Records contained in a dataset
_ _ _ _ _

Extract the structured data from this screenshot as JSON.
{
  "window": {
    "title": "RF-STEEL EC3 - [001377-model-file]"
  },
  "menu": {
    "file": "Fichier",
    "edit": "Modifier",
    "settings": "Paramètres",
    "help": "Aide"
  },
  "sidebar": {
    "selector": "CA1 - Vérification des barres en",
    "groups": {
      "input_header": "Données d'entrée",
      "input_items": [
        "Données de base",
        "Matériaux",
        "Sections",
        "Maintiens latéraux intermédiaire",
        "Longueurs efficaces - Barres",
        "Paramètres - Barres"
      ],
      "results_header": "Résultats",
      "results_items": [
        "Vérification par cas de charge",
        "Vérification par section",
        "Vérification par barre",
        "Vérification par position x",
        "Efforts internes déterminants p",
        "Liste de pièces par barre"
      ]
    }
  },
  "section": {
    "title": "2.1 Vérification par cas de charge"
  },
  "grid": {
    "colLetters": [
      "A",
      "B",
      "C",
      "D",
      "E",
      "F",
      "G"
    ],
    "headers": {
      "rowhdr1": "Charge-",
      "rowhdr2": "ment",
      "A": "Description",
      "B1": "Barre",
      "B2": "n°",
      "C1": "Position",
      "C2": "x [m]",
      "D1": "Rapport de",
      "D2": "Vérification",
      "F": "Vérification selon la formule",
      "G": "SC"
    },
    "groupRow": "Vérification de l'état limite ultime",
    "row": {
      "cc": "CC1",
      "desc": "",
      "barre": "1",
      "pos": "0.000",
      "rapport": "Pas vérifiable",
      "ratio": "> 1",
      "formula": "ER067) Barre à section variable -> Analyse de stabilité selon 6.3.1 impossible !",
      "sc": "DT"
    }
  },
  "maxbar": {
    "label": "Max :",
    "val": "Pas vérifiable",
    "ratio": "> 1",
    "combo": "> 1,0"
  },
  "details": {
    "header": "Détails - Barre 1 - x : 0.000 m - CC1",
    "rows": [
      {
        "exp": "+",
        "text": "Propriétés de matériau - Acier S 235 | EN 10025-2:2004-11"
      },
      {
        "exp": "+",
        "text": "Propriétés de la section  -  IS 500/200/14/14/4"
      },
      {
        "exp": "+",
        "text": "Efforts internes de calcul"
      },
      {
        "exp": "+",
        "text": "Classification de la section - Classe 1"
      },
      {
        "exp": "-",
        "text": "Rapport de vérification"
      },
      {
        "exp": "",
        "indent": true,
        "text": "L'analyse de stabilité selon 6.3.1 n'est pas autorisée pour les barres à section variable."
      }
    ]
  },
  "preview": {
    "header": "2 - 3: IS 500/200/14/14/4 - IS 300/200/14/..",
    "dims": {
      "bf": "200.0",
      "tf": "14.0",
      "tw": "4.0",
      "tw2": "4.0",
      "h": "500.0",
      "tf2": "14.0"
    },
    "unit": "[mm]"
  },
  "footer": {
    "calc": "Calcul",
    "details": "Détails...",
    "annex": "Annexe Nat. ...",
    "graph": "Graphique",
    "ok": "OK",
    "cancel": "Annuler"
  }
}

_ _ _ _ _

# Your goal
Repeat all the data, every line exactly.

# Result
Extract the structured data from this screenshot as JSON.
{
  "window": {
    "title": "RF-STEEL EC3 - [001377-model-file]"
  },
  "menu": {
    "file": "Fichier",
    "edit": "Modifier",
    "settings": "Paramètres",
    "help": "Aide"
  },
  "sidebar": {
    "selector": "CA1 - Vérification des barres en",
    "groups": {
      "input_header": "Données d'entrée",
      "input_items": [
        "Données de base",
        "Matériaux",
        "Sections",
        "Maintiens latéraux intermédiaire",
        "Longueurs efficaces - Barres",
        "Paramètres - Barres"
      ],
      "results_header": "Résultats",
      "results_items": [
        "Vérification par cas de charge",
        "Vérification par section",
        "Vérification par barre",
        "Vérification par position x",
        "Efforts internes déterminants p",
        "Liste de pièces par barre"
      ]
    }
  },
  "section": {
    "title": "2.1 Vérification par cas de charge"
  },
  "grid": {
    "colLetters": [
      "A",
      "B",
      "C",
      "D",
      "E",
      "F",
      "G"
    ],
    "headers": {
      "rowhdr1": "Charge-",
      "rowhdr2": "ment",
      "A": "Description",
      "B1": "Barre",
      "B2": "n°",
      "C1": "Position",
      "C2": "x [m]",
      "D1": "Rapport de",
      "D2": "Vérification",
      "F": "Vérification selon la formule",
      "G": "SC"
    },
    "groupRow": "Vérification de l'état limite ultime",
    "row": {
      "cc": "CC1",
      "desc": "",
      "barre": "1",
      "pos": "0.000",
      "rapport": "Pas vérifiable",
      "ratio": "> 1",
      "formula": "ER067) Barre à section variable -> Analyse de stabilité selon 6.3.1 impossible !",
      "sc": "DT"
    }
  },
  "maxbar": {
    "label": "Max :",
    "val": "Pas vérifiable",
    "ratio": "> 1",
    "combo": "> 1,0"
  },
  "details": {
    "header": "Détails - Barre 1 - x : 0.000 m - CC1",
    "rows": [
      {
        "exp": "+",
        "text": "Propriétés de matériau - Acier S 235 | EN 10025-2:2004-11"
      },
      {
        "exp": "+",
        "text": "Propriétés de la section  -  IS 500/200/14/14/4"
      },
      {
        "exp": "+",
        "text": "Efforts internes de calcul"
      },
      {
        "exp": "+",
        "text": "Classification de la section - Classe 1"
      },
      {
        "exp": "-",
        "text": "Rapport de vérification"
      },
      {
        "exp": "",
        "indent": true,
        "text": "L'analyse de stabilité selon 6.3.1 n'est pas autorisée pour les barres à section variable."
      }
    ]
  },
  "preview": {
    "header": "2 - 3: IS 500/200/14/14/4 - IS 300/200/14/..",
    "dims": {
      "bf": "200.0",
      "tf": "14.0",
      "tw": "4.0",
      "tw2": "4.0",
      "h": "500.0",
      "tf2": "14.0"
    },
    "unit": "[mm]"
  },
  "footer": {
    "calc": "Calcul",
    "details": "Détails...",
    "annex": "Annexe Nat. ...",
    "graph": "Graphique",
    "ok": "OK",
    "cancel": "Annuler"
  }
}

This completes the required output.